Arnott got interested in selling Raleigh products, which included
toiletries, food ingredients (like baking soda, drink mixes, etc) and
other assorted lotions and a few cosmetics. In those days the
wives were often stuck on the farm with no vehicle to use, so they
usually only went into town to shop once a week. They found
very convenient when a sales rep would come right to their home and
offer them things for their home and kitchen. Arontt went to
Birtle to start selling Raleigh products, as there was already a
Raleigh Rep. in the Coulter area. Dorothy went to
Birtle when she started to teach school. There were not a lot
of young people
the area, and Dorothy and Arnott started going out together, and then
they got married and settled in Birtle.
An unusual wedding presents they received was a puppy, which
was not really something they were anxious to have, but they felt
obliged to accept it graciously. So "Prince" became part of
the family, and soon they also had their first child Bill.
They lived in a small rented house with a large
garden. Arnott liked gardening, so they
planted vegetables and then tried to make preserves that they kept in
their earth basement. They had no running water, just a
in the basement and a pump in the kitchen. They used a two
burner hot plate and a wood stove for cooking. On bath day
they heated one tub of water and bathed the baby, then
Dorothy would have her turn to bath, then Arnott and finally the dog.
During the second world war, Arnott was unable to join the
due to his varicose veins. Gas was rationed so Arnott was
to do his Raleigh route. Many of the local farmers had their
purple farm gas, which they offered to him so that he could continue to
make his rounds, but he
knew this was not honest, so he turned it down. They moved to
Winnipeg so that Arnott
could look for other work. Arnott got a job as a government
inspector at Canada Packers, but it was smelly work, and he didn't
it much. When the war was over the government wanted to give
government jobs to returning service men, and so Arnott was laid off.
That suited him fine, because the gas rationing was now over
could return to selling Raleigh products, which was something he
Rather than returning to Birtle, however, they stayed in
and he sold Raleigh products in the Winnipeg area instead. He
didn't sell right in the city, however, because he found it more
lucrative to sell to the farm wives that did not have easy access to
stores. During the war they had their second child, Janice,
and following the war they had their third child Murray.

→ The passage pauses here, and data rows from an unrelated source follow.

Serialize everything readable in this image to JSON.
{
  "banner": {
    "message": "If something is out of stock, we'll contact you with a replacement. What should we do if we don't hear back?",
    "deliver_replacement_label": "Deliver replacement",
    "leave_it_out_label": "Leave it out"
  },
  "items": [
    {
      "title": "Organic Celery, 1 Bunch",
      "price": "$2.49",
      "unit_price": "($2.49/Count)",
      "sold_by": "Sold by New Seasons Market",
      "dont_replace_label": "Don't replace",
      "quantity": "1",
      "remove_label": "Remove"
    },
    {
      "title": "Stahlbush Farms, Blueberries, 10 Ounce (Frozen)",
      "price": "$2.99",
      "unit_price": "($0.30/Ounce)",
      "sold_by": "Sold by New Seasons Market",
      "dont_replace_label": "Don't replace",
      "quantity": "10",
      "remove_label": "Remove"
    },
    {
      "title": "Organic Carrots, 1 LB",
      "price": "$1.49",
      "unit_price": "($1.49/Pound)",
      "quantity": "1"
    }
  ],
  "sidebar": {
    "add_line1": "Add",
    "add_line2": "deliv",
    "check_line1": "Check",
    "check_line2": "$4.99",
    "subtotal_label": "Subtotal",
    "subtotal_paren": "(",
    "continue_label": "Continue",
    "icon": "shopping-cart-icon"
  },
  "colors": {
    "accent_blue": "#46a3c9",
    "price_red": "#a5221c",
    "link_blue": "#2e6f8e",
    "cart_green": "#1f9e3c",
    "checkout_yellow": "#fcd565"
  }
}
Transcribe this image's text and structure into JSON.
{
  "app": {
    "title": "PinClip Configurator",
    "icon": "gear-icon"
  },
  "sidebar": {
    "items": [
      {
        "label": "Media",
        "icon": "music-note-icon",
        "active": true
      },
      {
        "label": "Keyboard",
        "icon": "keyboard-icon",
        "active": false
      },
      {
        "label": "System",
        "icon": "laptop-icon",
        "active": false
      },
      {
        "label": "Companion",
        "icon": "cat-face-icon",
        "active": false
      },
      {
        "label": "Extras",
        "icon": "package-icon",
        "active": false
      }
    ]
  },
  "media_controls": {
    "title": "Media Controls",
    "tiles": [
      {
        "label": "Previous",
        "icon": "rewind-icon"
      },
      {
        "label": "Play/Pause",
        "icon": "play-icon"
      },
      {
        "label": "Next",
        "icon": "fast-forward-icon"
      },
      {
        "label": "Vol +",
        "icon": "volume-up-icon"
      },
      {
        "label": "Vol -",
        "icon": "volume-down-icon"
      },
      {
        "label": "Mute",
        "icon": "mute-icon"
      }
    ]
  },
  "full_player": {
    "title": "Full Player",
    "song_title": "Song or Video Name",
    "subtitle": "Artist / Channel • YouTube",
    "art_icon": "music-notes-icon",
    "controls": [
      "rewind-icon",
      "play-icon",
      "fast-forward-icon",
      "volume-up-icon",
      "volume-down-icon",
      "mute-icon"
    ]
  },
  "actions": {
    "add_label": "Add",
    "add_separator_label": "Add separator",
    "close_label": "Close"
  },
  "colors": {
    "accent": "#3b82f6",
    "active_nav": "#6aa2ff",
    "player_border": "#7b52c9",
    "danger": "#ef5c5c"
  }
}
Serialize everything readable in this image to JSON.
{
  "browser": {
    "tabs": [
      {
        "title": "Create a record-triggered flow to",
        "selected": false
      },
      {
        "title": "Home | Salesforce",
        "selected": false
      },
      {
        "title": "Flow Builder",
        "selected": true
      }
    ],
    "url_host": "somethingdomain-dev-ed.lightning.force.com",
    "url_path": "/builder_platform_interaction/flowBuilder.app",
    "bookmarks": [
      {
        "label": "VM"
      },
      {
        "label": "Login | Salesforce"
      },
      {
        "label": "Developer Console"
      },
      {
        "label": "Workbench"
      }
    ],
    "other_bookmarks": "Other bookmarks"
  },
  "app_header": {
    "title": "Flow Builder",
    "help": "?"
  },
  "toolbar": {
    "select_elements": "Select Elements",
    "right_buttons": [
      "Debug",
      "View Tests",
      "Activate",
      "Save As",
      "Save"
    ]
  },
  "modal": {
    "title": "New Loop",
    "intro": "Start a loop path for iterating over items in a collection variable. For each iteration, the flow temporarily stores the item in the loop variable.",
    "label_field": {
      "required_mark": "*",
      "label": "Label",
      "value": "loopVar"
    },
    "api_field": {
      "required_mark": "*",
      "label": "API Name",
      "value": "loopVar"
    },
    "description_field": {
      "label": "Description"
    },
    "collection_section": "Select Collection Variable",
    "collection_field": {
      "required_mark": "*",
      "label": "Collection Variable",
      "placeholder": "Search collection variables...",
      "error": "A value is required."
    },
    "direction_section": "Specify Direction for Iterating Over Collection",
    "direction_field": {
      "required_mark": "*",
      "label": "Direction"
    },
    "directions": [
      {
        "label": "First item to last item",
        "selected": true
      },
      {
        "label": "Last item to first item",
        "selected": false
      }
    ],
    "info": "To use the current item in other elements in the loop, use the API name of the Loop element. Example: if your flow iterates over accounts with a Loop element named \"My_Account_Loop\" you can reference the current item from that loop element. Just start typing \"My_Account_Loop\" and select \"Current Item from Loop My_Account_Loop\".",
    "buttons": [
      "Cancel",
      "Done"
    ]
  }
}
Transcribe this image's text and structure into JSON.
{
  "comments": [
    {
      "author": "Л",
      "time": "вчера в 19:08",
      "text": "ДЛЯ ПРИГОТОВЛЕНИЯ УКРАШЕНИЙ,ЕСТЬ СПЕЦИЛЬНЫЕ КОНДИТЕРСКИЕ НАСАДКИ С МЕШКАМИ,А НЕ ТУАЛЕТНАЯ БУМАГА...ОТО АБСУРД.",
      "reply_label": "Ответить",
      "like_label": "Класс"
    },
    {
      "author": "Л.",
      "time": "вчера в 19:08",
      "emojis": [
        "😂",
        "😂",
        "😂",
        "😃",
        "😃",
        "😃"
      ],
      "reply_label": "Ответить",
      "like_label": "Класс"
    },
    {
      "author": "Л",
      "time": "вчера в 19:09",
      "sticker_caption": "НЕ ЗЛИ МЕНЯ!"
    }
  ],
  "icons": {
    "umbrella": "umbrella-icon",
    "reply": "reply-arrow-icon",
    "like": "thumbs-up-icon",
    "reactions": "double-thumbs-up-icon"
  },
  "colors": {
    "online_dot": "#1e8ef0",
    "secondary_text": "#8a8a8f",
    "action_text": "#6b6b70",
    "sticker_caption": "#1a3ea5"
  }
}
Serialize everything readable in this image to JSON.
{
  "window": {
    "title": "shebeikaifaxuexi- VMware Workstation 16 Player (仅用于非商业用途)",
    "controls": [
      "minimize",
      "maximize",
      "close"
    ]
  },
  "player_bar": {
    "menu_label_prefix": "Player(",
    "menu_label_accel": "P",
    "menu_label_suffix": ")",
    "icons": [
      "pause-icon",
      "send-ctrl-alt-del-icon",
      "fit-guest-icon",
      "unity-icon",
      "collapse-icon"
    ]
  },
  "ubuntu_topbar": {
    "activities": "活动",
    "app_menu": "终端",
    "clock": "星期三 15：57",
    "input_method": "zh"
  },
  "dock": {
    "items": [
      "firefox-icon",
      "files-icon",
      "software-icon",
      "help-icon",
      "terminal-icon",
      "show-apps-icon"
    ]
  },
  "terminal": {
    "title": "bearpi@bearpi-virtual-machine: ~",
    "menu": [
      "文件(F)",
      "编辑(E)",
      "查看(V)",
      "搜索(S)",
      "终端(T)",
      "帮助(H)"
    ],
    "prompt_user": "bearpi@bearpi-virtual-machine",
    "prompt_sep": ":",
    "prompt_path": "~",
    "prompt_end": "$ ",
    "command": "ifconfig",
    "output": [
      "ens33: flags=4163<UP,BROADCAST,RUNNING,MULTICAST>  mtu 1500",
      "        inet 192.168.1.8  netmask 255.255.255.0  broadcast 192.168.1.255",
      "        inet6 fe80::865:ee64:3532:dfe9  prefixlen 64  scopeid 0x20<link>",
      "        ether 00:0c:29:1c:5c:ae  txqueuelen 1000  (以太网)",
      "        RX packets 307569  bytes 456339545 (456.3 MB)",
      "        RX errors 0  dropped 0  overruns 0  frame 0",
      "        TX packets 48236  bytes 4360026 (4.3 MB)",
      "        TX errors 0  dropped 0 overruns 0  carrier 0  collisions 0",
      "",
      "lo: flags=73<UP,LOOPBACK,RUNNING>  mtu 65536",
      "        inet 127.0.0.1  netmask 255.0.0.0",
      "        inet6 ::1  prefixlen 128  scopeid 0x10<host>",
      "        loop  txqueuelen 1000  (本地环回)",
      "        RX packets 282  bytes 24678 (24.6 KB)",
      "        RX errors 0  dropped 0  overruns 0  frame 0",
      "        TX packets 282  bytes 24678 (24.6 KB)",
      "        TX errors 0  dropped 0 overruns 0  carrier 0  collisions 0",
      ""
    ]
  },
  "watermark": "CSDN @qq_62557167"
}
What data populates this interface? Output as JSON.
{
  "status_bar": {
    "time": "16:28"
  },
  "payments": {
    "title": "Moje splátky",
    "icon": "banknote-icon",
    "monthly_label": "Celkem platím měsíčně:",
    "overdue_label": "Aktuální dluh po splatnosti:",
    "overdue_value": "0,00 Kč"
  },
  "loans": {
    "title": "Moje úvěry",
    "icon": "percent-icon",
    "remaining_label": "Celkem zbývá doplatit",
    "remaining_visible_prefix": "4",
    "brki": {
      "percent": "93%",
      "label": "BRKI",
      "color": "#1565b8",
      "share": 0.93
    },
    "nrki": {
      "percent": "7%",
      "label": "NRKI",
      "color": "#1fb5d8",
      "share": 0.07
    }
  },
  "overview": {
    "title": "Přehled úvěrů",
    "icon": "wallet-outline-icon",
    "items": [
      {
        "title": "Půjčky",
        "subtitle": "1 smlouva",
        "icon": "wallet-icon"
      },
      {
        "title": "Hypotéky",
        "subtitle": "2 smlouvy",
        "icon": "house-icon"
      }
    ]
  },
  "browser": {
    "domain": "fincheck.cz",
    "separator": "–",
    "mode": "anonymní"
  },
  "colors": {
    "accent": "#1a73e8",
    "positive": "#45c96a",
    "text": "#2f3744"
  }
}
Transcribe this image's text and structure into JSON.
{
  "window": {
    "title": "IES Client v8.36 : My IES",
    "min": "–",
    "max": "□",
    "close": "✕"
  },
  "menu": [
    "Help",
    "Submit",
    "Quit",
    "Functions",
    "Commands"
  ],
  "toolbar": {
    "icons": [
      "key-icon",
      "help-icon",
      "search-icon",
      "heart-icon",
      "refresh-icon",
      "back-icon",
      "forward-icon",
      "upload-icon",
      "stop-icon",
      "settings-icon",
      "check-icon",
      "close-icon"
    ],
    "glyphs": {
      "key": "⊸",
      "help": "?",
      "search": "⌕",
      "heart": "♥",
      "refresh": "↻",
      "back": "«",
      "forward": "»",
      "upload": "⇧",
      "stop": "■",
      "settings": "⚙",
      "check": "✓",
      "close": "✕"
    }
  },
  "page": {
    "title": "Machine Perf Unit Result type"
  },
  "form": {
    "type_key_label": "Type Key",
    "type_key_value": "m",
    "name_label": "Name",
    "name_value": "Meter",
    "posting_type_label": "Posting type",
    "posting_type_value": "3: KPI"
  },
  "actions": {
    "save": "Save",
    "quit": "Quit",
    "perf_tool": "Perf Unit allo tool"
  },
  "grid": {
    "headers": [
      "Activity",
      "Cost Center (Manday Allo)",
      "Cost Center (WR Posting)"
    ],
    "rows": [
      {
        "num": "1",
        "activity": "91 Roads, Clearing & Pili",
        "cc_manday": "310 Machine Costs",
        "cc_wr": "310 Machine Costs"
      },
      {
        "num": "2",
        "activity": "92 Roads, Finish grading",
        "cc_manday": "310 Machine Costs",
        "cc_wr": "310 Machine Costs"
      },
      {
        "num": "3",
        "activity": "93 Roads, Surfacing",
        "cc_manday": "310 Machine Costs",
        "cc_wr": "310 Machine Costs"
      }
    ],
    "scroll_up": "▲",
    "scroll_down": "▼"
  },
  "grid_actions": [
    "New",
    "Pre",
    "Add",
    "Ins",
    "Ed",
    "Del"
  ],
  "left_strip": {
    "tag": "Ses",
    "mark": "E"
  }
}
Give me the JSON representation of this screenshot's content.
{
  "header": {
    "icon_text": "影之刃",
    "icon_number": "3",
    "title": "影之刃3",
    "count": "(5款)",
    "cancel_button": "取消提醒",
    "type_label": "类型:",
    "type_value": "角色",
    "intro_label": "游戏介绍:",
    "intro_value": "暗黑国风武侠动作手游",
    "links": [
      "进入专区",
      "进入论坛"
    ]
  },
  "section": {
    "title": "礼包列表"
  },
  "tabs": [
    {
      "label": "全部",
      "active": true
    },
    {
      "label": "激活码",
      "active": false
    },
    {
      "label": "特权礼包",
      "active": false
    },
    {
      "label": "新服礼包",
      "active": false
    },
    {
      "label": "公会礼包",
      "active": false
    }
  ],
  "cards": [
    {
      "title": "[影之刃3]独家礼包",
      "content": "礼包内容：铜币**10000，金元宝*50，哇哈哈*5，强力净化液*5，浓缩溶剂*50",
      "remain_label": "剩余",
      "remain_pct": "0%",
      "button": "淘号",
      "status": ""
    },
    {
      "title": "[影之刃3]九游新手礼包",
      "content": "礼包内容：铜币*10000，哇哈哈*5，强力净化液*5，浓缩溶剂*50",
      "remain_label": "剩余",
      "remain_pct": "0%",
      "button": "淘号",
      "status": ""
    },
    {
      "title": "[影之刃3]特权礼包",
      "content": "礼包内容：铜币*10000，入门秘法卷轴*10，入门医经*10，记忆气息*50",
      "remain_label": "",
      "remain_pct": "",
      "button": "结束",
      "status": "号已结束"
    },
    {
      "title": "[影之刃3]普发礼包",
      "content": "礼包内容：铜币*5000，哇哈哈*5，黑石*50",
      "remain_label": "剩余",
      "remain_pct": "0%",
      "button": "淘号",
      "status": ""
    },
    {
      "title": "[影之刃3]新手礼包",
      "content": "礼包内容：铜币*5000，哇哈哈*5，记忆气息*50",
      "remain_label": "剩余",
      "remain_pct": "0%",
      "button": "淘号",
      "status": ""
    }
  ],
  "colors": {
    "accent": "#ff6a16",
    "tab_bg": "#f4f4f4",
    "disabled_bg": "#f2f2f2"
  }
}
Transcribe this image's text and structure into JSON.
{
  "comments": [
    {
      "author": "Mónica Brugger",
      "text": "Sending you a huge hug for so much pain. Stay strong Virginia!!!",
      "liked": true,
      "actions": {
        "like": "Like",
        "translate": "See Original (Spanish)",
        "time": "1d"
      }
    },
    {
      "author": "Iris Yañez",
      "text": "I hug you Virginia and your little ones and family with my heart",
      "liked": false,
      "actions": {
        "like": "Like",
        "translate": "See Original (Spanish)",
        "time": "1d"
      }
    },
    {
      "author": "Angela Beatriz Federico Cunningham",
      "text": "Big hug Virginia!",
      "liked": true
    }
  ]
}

When
Arnott became too sick to work, Dorothy returned to work as a teacher.
Later, after Arnott's death, she married the widower of
Arnott's cousin Calista
Bill and Janice has left home by that time, so Dorothy and
Murray moved out to the old Atkinson farm that Arnott had spent so much
time on in his youth. Dorothy continued to teach in Melita
for many years until she eventually retired. Dorothy and Jim
remained in Melita until his death, and Dorothy still lives there today.
Bill and his wife Michele started teaching in Frobisher Bay NWT (now
Nunavut), where they had their two children Carmen and Alex.
After about 5 years up there, they moved down to Calgary
where they continued to teach until they retired.
Janice and her husband Conrad lived and worked mainly in Ontario, where
they had their only child Gail. Conrad worked for Canadian
Press, and Janice did some teaching. Eventually they bought
an instant film processing franchise in Winnipeg. They
continued to run the franchise until their retirement, and they
remained in Winnipeg until they died.
Murray has lived most of his life in Winnipeg and spent most of his
career working for the local telephone company. He married
Bonnie Schultz who was killed in a car accident seven years after they
married. Later, Murray married Susan Fehr. They had
their first child Deleah in Winnipeg, but moved to Ottawa when they
were expecting their second child Duncan. Murray was on loan
to a nation consortium of telephone companies called Telecom Canada.
They stayed in Ottawa for three years and then returned to
Winnipeg. They still live in Winnipeg today, where Murray is
retired while Susan still works part time as a nurse.
Janice had once heard of a custom where people got together to
celebrate and remember someone on their one hundredth birthday, whether
they were still alive or not. She liked this idea, so when
the one hundredth anniversary of Arnott's birth was approaching she
asked anyone still living who had known him to write down anything they
could remember about him. The fruits of this efforts are